*** Opening Material shown ***
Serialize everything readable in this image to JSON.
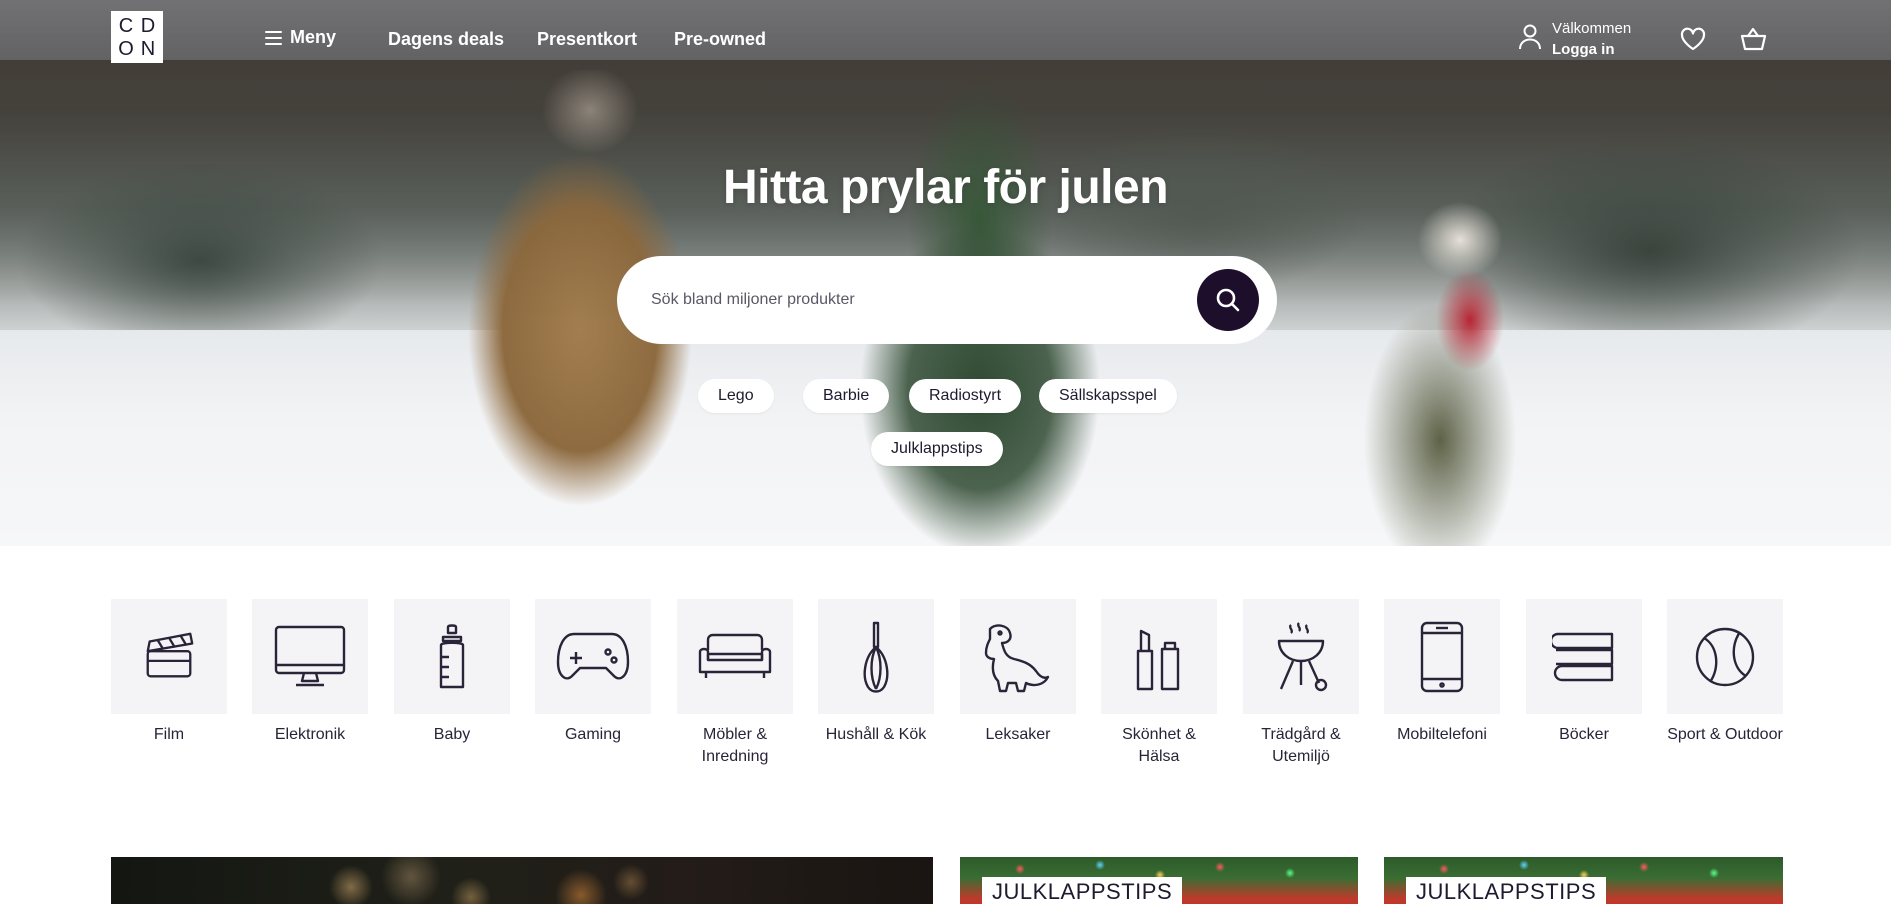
{
  "header": {
    "logo_letters": [
      "C",
      "D",
      "O",
      "N"
    ],
    "menu_label": "Meny",
    "nav_links": [
      "Dagens deals",
      "Presentkort",
      "Pre-owned"
    ],
    "account_greeting": "Välkommen",
    "account_login": "Logga in",
    "icons": [
      "user-icon",
      "heart-icon",
      "basket-icon",
      "hamburger-icon"
    ]
  },
  "hero": {
    "title": "Hitta prylar för julen",
    "search_placeholder": "Sök bland miljoner produkter",
    "chips": [
      "Lego",
      "Barbie",
      "Radiostyrt",
      "Sällskapsspel",
      "Julklappstips"
    ]
  },
  "categories": [
    {
      "label": "Film",
      "icon": "clapperboard-icon"
    },
    {
      "label": "Elektronik",
      "icon": "monitor-icon"
    },
    {
      "label": "Baby",
      "icon": "baby-bottle-icon"
    },
    {
      "label": "Gaming",
      "icon": "gamepad-icon"
    },
    {
      "label": "Möbler & Inredning",
      "icon": "sofa-icon"
    },
    {
      "label": "Hushåll & Kök",
      "icon": "whisk-icon"
    },
    {
      "label": "Leksaker",
      "icon": "dinosaur-icon"
    },
    {
      "label": "Skönhet & Hälsa",
      "icon": "cosmetics-icon"
    },
    {
      "label": "Trädgård & Utemiljö",
      "icon": "grill-icon"
    },
    {
      "label": "Mobiltelefoni",
      "icon": "phone-icon"
    },
    {
      "label": "Böcker",
      "icon": "books-icon"
    },
    {
      "label": "Sport & Outdoor",
      "icon": "ball-icon"
    }
  ],
  "promos": [
    {
      "tag": ""
    },
    {
      "tag": "JULKLAPPSTIPS"
    },
    {
      "tag": "JULKLAPPSTIPS"
    }
  ],
  "colors": {
    "brand_dark": "#1d0f2c",
    "text": "#1f1a2e",
    "tile_bg": "#f4f4f6"
  }
}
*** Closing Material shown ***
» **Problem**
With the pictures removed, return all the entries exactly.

» **Response to this task**
Serialize everything readable in this image to JSON.
{
  "header": {
    "logo_letters": [
      "C",
      "D",
      "O",
      "N"
    ],
    "menu_label": "Meny",
    "nav_links": [
      "Dagens deals",
      "Presentkort",
      "Pre-owned"
    ],
    "account_greeting": "Välkommen",
    "account_login": "Logga in",
    "icons": [
      "user-icon",
      "heart-icon",
      "basket-icon",
      "hamburger-icon"
    ]
  },
  "hero": {
    "title": "Hitta prylar för julen",
    "search_placeholder": "Sök bland miljoner produkter",
    "chips": [
      "Lego",
      "Barbie",
      "Radiostyrt",
      "Sällskapsspel",
      "Julklappstips"
    ]
  },
  "categories": [
    {
      "label": "Film",
      "icon": "clapperboard-icon"
    },
    {
      "label": "Elektronik",
      "icon": "monitor-icon"
    },
    {
      "label": "Baby",
      "icon": "baby-bottle-icon"
    },
    {
      "label": "Gaming",
      "icon": "gamepad-icon"
    },
    {
      "label": "Möbler & Inredning",
      "icon": "sofa-icon"
    },
    {
      "label": "Hushåll & Kök",
      "icon": "whisk-icon"
    },
    {
      "label": "Leksaker",
      "icon": "dinosaur-icon"
    },
    {
      "label": "Skönhet & Hälsa",
      "icon": "cosmetics-icon"
    },
    {
      "label": "Trädgård & Utemiljö",
      "icon": "grill-icon"
    },
    {
      "label": "Mobiltelefoni",
      "icon": "phone-icon"
    },
    {
      "label": "Böcker",
      "icon": "books-icon"
    },
    {
      "label": "Sport & Outdoor",
      "icon": "ball-icon"
    }
  ],
  "promos": [
    {
      "tag": ""
    },
    {
      "tag": "JULKLAPPSTIPS"
    },
    {
      "tag": "JULKLAPPSTIPS"
    }
  ],
  "colors": {
    "brand_dark": "#1d0f2c",
    "text": "#1f1a2e",
    "tile_bg": "#f4f4f6"
  }
}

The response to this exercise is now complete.